Description of the task » If a line in the entries below holds the string "value", copy it.

=== Begin Enclosure ===

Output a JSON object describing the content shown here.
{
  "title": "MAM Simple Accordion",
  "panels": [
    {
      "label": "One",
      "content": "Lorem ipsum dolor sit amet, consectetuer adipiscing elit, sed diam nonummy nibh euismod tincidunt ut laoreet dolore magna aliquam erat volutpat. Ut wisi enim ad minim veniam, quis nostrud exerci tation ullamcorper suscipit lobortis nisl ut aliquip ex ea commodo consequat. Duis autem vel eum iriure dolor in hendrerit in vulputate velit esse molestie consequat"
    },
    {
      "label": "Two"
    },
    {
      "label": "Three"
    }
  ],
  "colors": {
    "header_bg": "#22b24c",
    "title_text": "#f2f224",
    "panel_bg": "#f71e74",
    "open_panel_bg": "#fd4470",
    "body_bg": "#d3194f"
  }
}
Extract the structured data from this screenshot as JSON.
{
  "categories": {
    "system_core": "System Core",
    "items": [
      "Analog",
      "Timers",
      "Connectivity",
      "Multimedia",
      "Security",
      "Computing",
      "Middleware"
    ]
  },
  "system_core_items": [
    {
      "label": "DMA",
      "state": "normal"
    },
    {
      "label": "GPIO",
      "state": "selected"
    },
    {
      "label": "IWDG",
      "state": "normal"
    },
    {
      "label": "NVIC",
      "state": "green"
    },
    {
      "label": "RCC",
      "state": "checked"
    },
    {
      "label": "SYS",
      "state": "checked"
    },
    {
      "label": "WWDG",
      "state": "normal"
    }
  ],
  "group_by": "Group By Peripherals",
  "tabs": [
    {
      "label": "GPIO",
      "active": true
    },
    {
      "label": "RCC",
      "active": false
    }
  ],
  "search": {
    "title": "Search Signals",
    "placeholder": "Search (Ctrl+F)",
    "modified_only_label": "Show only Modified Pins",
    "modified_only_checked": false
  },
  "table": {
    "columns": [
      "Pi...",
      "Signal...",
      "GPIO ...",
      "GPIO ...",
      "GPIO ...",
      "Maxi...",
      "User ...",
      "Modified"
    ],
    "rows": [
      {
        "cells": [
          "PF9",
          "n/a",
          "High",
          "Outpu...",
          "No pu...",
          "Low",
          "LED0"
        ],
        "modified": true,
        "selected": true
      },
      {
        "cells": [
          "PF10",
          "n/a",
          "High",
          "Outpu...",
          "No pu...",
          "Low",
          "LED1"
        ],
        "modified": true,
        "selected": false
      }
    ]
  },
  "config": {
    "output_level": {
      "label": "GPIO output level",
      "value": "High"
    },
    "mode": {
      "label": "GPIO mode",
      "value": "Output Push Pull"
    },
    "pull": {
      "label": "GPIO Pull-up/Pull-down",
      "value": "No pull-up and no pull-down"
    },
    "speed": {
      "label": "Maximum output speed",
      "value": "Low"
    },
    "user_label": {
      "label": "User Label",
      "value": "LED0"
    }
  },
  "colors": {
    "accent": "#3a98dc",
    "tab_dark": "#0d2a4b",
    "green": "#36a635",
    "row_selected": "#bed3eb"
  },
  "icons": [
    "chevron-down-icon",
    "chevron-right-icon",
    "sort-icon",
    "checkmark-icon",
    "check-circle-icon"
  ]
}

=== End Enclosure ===

Result of this exercise »
      "value": "High"
      "value": "Output Push Pull"
      "value": "No pull-up and no pull-down"
      "value": "Low"
      "value": "LED0"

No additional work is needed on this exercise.